### PROBLEM DETAILS
Pick out each line below containing "transparent".
### RECORDS FOR THIS EXERCISE ###
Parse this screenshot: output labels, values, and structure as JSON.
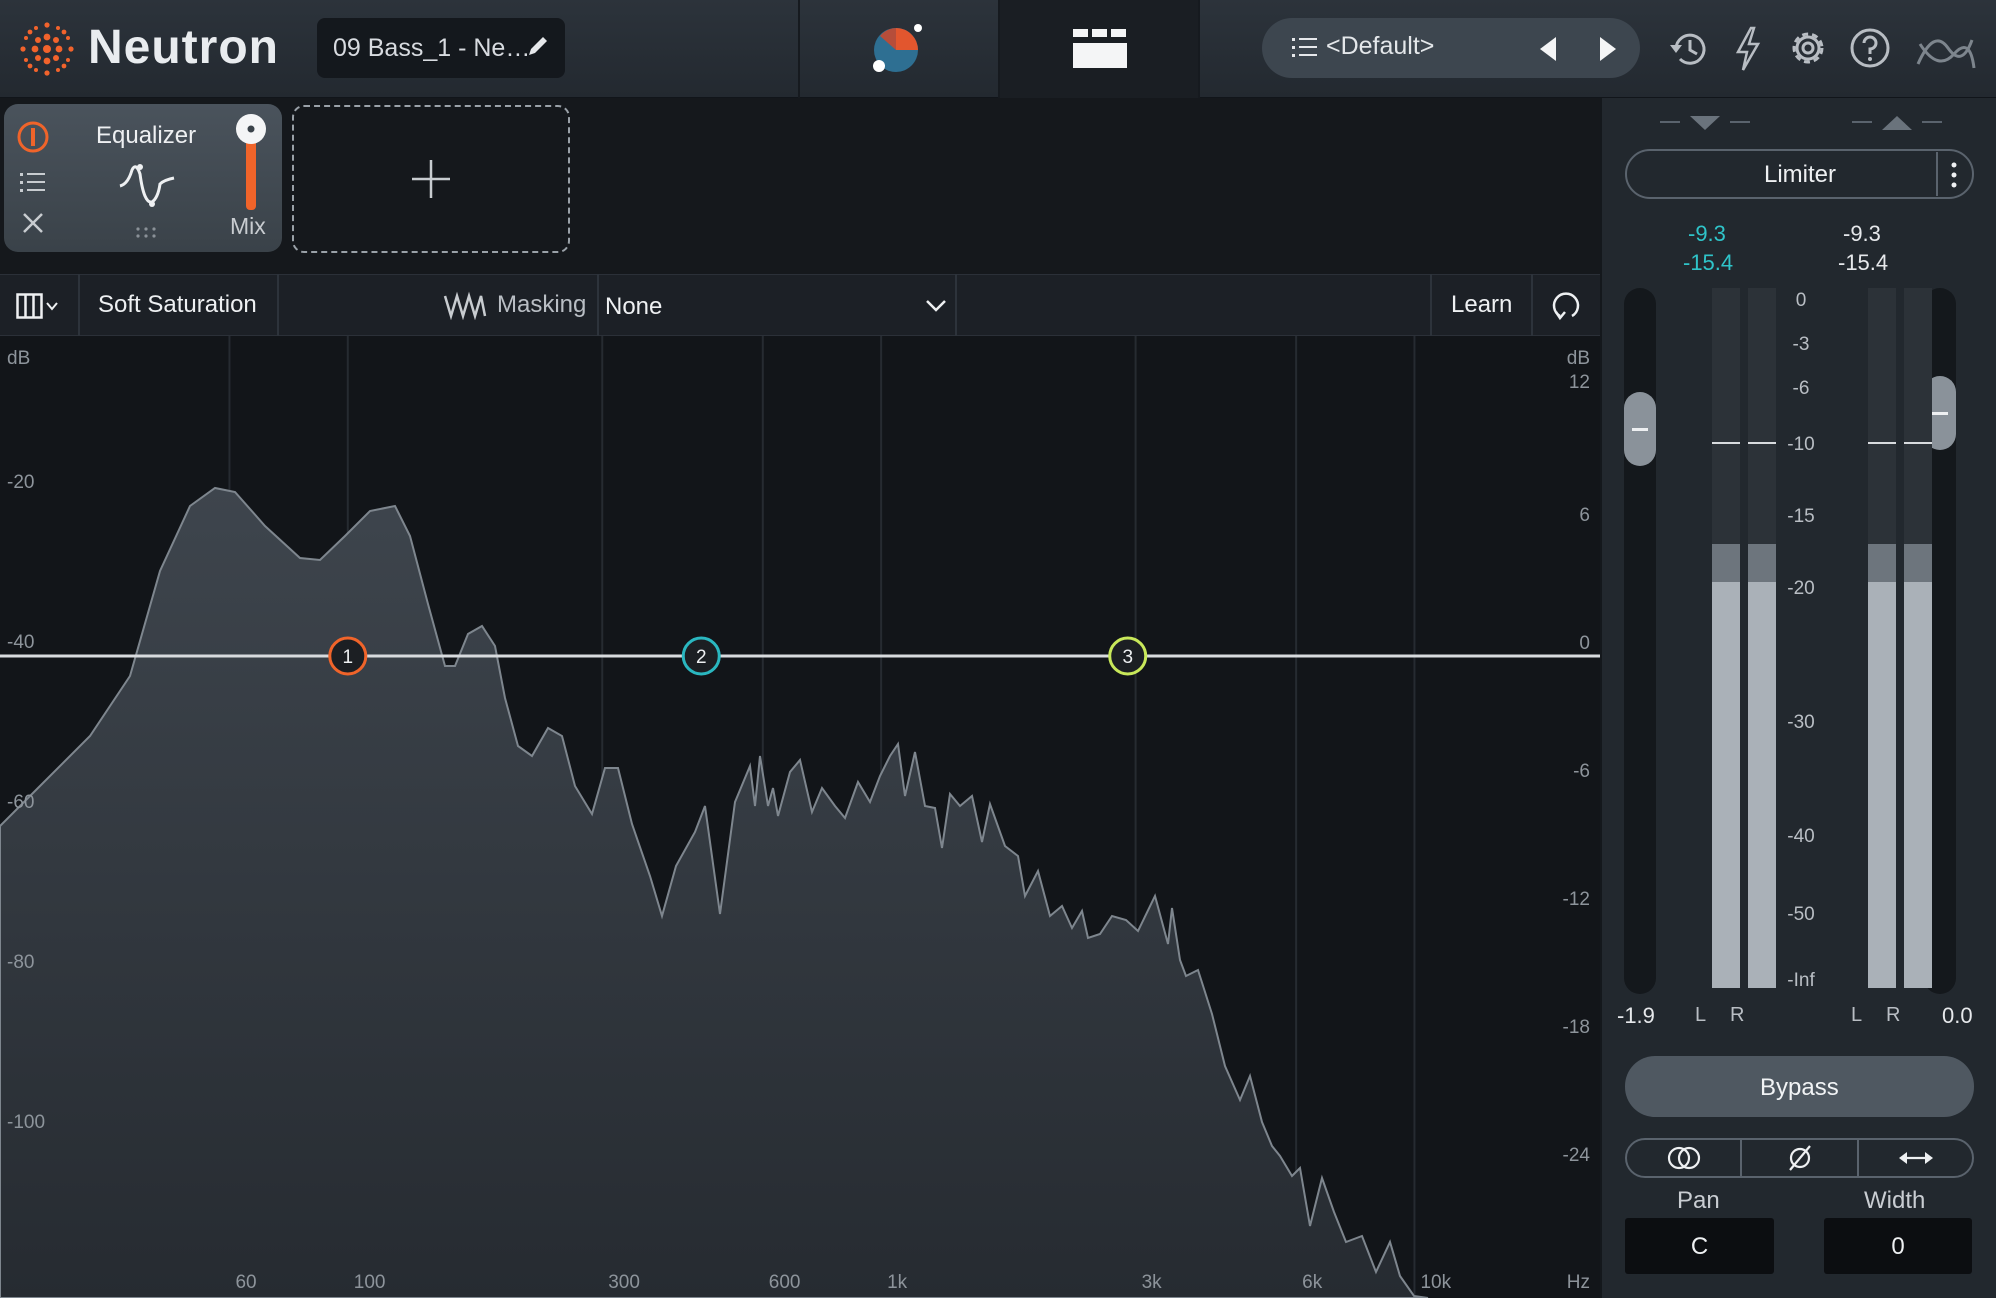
{
  "app": {
    "name": "Neutron",
    "track_title": "09 Bass_1 - Ne…"
  },
  "preset": {
    "name": "<Default>"
  },
  "modules": [
    {
      "name": "Equalizer",
      "mix_label": "Mix"
    }
  ],
  "toolbar": {
    "saturation": "Soft Saturation",
    "masking_label": "Masking",
    "masking_value": "None",
    "learn": "Learn"
  },
  "graph": {
    "left_db_unit": "dB",
    "right_db_unit": "dB",
    "hz_unit": "Hz",
    "left_db_ticks": [
      "-20",
      "-40",
      "-60",
      "-80",
      "-100"
    ],
    "right_db_ticks": [
      "12",
      "6",
      "0",
      "-6",
      "-12",
      "-18",
      "-24"
    ],
    "freq_ticks": [
      "60",
      "100",
      "300",
      "600",
      "1k",
      "3k",
      "6k",
      "10k"
    ],
    "nodes": [
      {
        "label": "1",
        "color": "#f0642a",
        "freq_hz": 100
      },
      {
        "label": "2",
        "color": "#2ab7c0",
        "freq_hz": 460
      },
      {
        "label": "3",
        "color": "#c8e85a",
        "freq_hz": 2900
      }
    ]
  },
  "meters": {
    "module": "Limiter",
    "input": {
      "peak": "-9.3",
      "rms": "-15.4",
      "gain": "-1.9",
      "accent": "#2fc4c9",
      "fill": 0.58
    },
    "output": {
      "peak": "-9.3",
      "rms": "-15.4",
      "gain": "0.0",
      "accent": "#e6e8eb",
      "fill": 0.58
    },
    "scale": [
      "0",
      "-3",
      "-6",
      "-10",
      "-15",
      "-20",
      "-30",
      "-40",
      "-50",
      "-Inf"
    ],
    "channel_left": "L",
    "channel_right": "R",
    "bypass": "Bypass",
    "pan_label": "Pan",
    "pan_value": "C",
    "width_label": "Width",
    "width_value": "0"
  },
  "icons": [
    "neutron-logo-icon",
    "pencil-icon",
    "visual-mixer-icon",
    "module-grid-icon",
    "list-icon",
    "prev-arrow-icon",
    "next-arrow-icon",
    "history-icon",
    "lightning-icon",
    "gear-icon",
    "help-icon",
    "izotope-logo-icon",
    "power-icon",
    "close-icon",
    "plus-icon",
    "columns-icon",
    "masking-icon",
    "chevron-down-icon",
    "loop-icon",
    "stereo-link-icon",
    "phase-icon",
    "swap-icon"
  ]
}
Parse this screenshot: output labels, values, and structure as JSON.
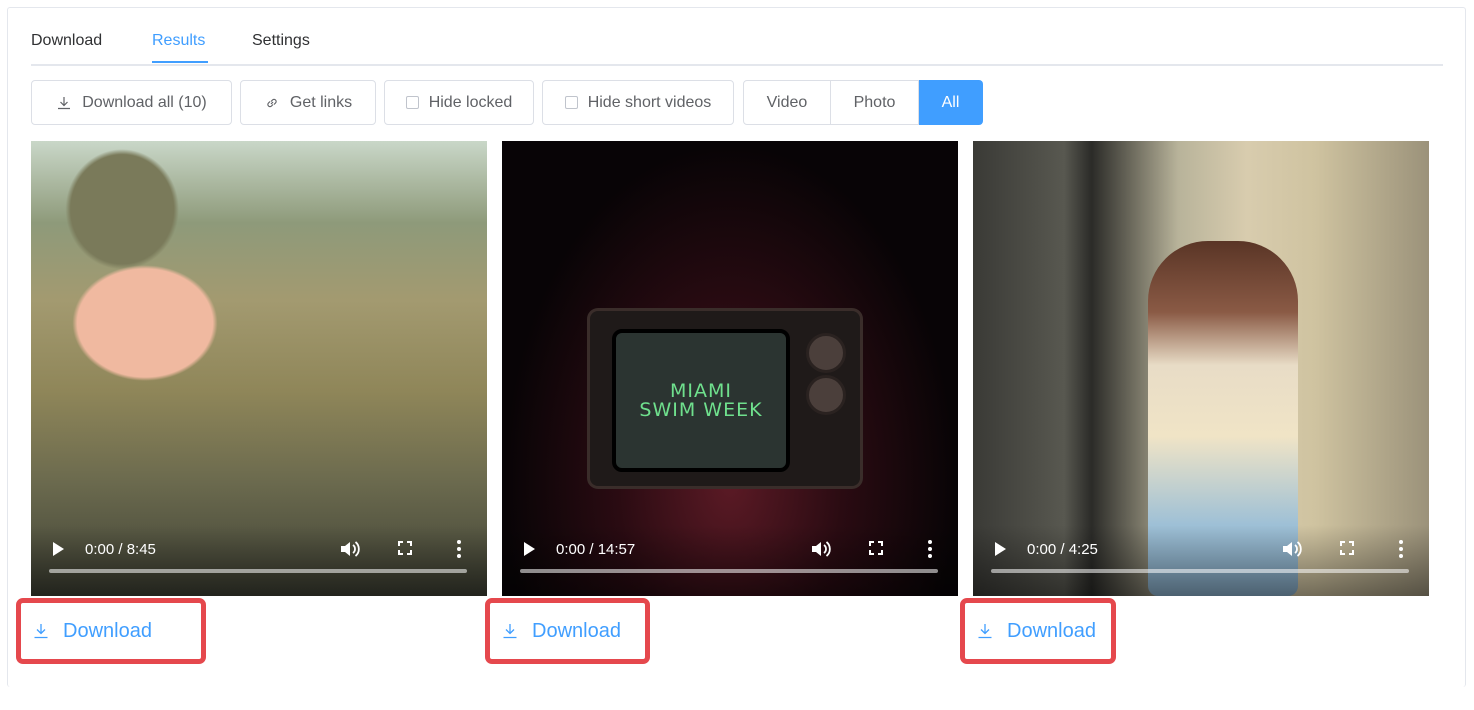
{
  "tabs": [
    {
      "label": "Download"
    },
    {
      "label": "Results"
    },
    {
      "label": "Settings"
    }
  ],
  "active_tab": "Results",
  "toolbar": {
    "download_all_label": "Download all (10)",
    "get_links_label": "Get links",
    "hide_locked_label": "Hide locked",
    "hide_short_label": "Hide short videos",
    "filter": {
      "options": [
        "Video",
        "Photo",
        "All"
      ],
      "selected": "All"
    }
  },
  "results": [
    {
      "time": "0:00 / 8:45",
      "download_label": "Download"
    },
    {
      "time": "0:00 / 14:57",
      "download_label": "Download",
      "overlay_text_1": "MIAMI",
      "overlay_text_2": "SWIM WEEK"
    },
    {
      "time": "0:00 / 4:25",
      "download_label": "Download"
    }
  ],
  "colors": {
    "accent": "#409eff",
    "highlight": "#e5484d"
  },
  "icons": {
    "download": "download-icon",
    "link": "link-icon",
    "play": "play-icon",
    "volume": "volume-icon",
    "fullscreen": "fullscreen-icon",
    "more": "more-vertical-icon"
  }
}
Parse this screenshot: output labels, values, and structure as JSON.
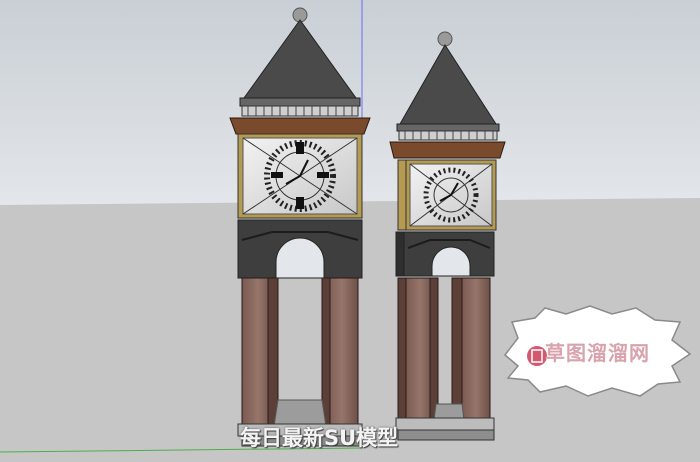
{
  "scene": {
    "sky_color": "#dbe0e5",
    "ground_color": "#c6c6c6",
    "stone_color": "#8a6a60",
    "roof_color": "#4a4a4a",
    "trim_color": "#7a4a2c",
    "clock_face_color": "#e6e6e6",
    "gold_frame_color": "#b59a52"
  },
  "caption": {
    "text": "每日最新SU模型"
  },
  "watermark": {
    "icon": "logo-stamp-icon",
    "text": "草图溜溜网"
  }
}
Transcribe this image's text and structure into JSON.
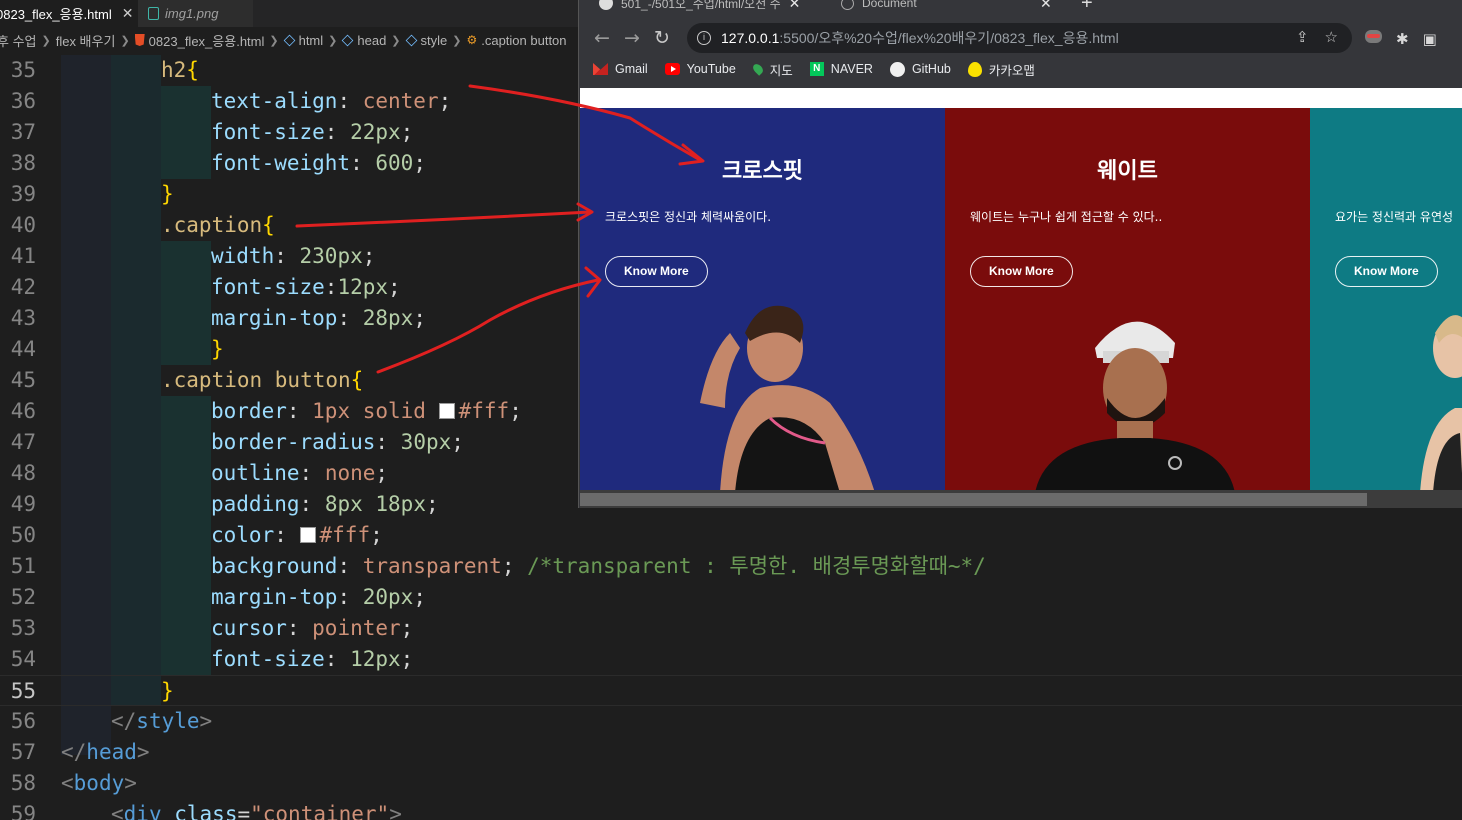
{
  "editor": {
    "tabs": [
      {
        "label": "0823_flex_응용.html",
        "close": "✕"
      },
      {
        "label": "img1.png"
      }
    ],
    "breadcrumb": [
      "후 수업",
      "flex 배우기",
      "0823_flex_응용.html",
      "html",
      "head",
      "style",
      ".caption button"
    ],
    "lines": [
      {
        "n": "35"
      },
      {
        "n": "36"
      },
      {
        "n": "37"
      },
      {
        "n": "38"
      },
      {
        "n": "39"
      },
      {
        "n": "40"
      },
      {
        "n": "41"
      },
      {
        "n": "42"
      },
      {
        "n": "43"
      },
      {
        "n": "44"
      },
      {
        "n": "45"
      },
      {
        "n": "46"
      },
      {
        "n": "47"
      },
      {
        "n": "48"
      },
      {
        "n": "49"
      },
      {
        "n": "50"
      },
      {
        "n": "51"
      },
      {
        "n": "52"
      },
      {
        "n": "53"
      },
      {
        "n": "54"
      },
      {
        "n": "55"
      },
      {
        "n": "56"
      },
      {
        "n": "57"
      },
      {
        "n": "58"
      },
      {
        "n": "59"
      }
    ],
    "code": {
      "l35_sel": "h2",
      "open_brace": "{",
      "close_brace": "}",
      "l36_prop": "text-align",
      "l36_val": "center",
      "l37_prop": "font-size",
      "l37_val": "22px",
      "l38_prop": "font-weight",
      "l38_val": "600",
      "l40_sel": ".caption",
      "l41_prop": "width",
      "l41_val": "230px",
      "l42_prop": "font-size",
      "l42_val": "12px",
      "l43_prop": "margin-top",
      "l43_val": "28px",
      "l45_sel": ".caption button",
      "l46_prop": "border",
      "l46_val1": "1px solid",
      "l46_val2": "#fff",
      "l47_prop": "border-radius",
      "l47_val": "30px",
      "l48_prop": "outline",
      "l48_val": "none",
      "l49_prop": "padding",
      "l49_val": "8px 18px",
      "l50_prop": "color",
      "l50_val": "#fff",
      "l51_prop": "background",
      "l51_val": "transparent",
      "l51_cmt": "/*transparent : 투명한. 배경투명화할때~*/",
      "l52_prop": "margin-top",
      "l52_val": "20px",
      "l53_prop": "cursor",
      "l53_val": "pointer",
      "l54_prop": "font-size",
      "l54_val": "12px",
      "l56": "style",
      "l57": "head",
      "l58": "body",
      "l59_tag": "div",
      "l59_attr": "class",
      "l59_val": "\"container\""
    },
    "current_line": "55"
  },
  "browser": {
    "tabs": [
      {
        "label": "501_-/501오_수업/html/오전 수",
        "close": "✕"
      },
      {
        "label": "Document",
        "close": "✕"
      }
    ],
    "new_tab": "+",
    "url_host": "127.0.0.1",
    "url_rest": ":5500/오후%20수업/flex%20배우기/0823_flex_응용.html",
    "bookmarks": [
      {
        "label": "Gmail",
        "icon": "gmail-icon"
      },
      {
        "label": "YouTube",
        "icon": "youtube-icon"
      },
      {
        "label": "지도",
        "icon": "maps-icon"
      },
      {
        "label": "NAVER",
        "icon": "naver-icon"
      },
      {
        "label": "GitHub",
        "icon": "github-icon"
      },
      {
        "label": "카카오맵",
        "icon": "kakaomap-icon"
      }
    ],
    "cards": [
      {
        "title": "크로스핏",
        "caption": "크로스핏은 정신과 체력싸움이다.",
        "button": "Know More",
        "bg": "#1f2a7d"
      },
      {
        "title": "웨이트",
        "caption": "웨이트는 누구나 쉽게 접근할 수 있다..",
        "button": "Know More",
        "bg": "#7a0c0c"
      },
      {
        "title": "",
        "caption": "요가는 정신력과 유연성",
        "button": "Know More",
        "bg": "#0e7b84"
      }
    ]
  },
  "colors": {
    "annotation_red": "#e02020"
  }
}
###
### WRITTEN SOLUTION
      "l51_val": "transparent",
      "l51_cmt": "/*transparent : 투명한. 배경투명화할때~*/",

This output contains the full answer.